(Dataset records)
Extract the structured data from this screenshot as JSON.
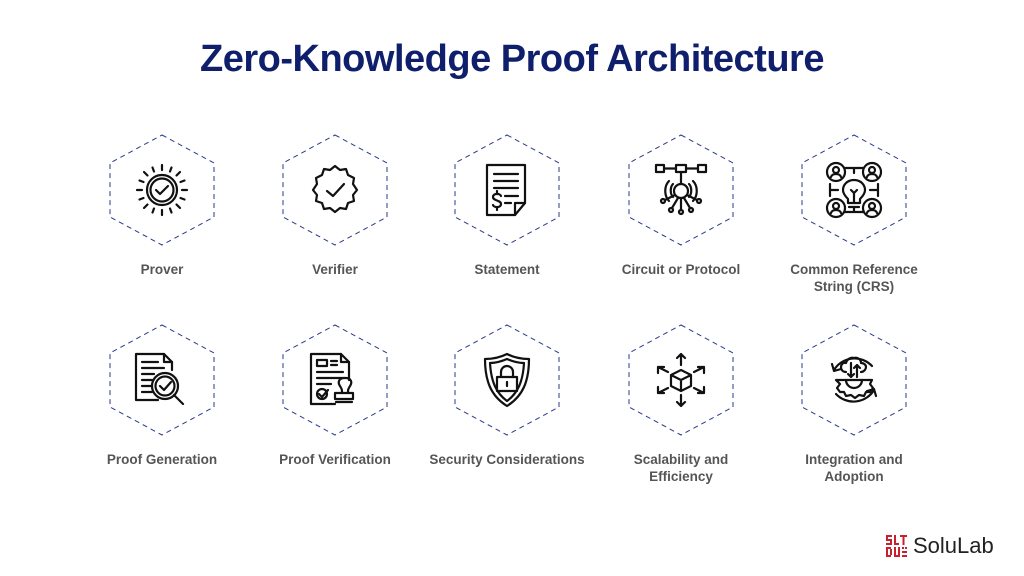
{
  "title": "Zero-Knowledge Proof Architecture",
  "colors": {
    "title": "#0f1f6b",
    "hex_border": "#2a3a8c",
    "label": "#555555",
    "logo_red": "#c8202c"
  },
  "items": [
    {
      "label": "Prover",
      "icon": "sun-check-icon"
    },
    {
      "label": "Verifier",
      "icon": "verified-badge-icon"
    },
    {
      "label": "Statement",
      "icon": "document-dollar-icon"
    },
    {
      "label": "Circuit or Protocol",
      "icon": "circuit-network-icon"
    },
    {
      "label": "Common Reference String (CRS)",
      "icon": "people-lightbulb-icon"
    },
    {
      "label": "Proof Generation",
      "icon": "document-magnifier-check-icon"
    },
    {
      "label": "Proof Verification",
      "icon": "document-stamp-icon"
    },
    {
      "label": "Security Considerations",
      "icon": "shield-lock-icon"
    },
    {
      "label": "Scalability and Efficiency",
      "icon": "cube-arrows-icon"
    },
    {
      "label": "Integration and Adoption",
      "icon": "cloud-gear-cycle-icon"
    }
  ],
  "logo": {
    "text": "SoluLab"
  }
}
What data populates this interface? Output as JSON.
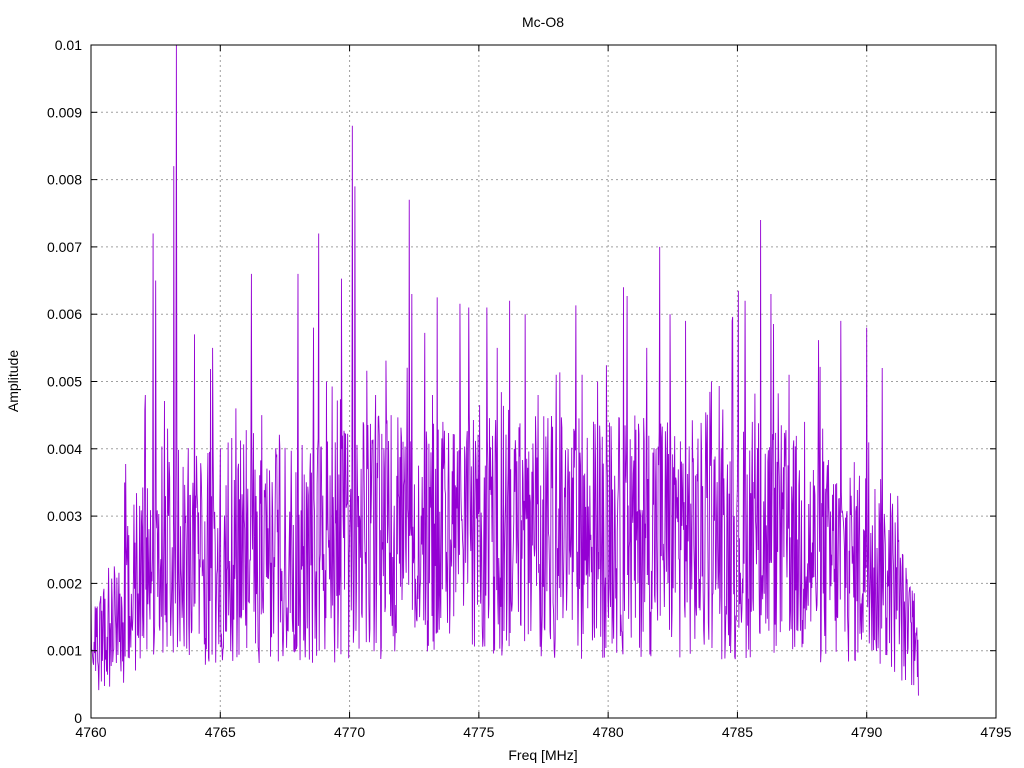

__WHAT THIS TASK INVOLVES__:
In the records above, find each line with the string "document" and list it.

__FINISHED TASK__:
      "icon": "document-dollar-icon"
      "icon": "document-magnifier-check-icon"
      "icon": "document-stamp-icon"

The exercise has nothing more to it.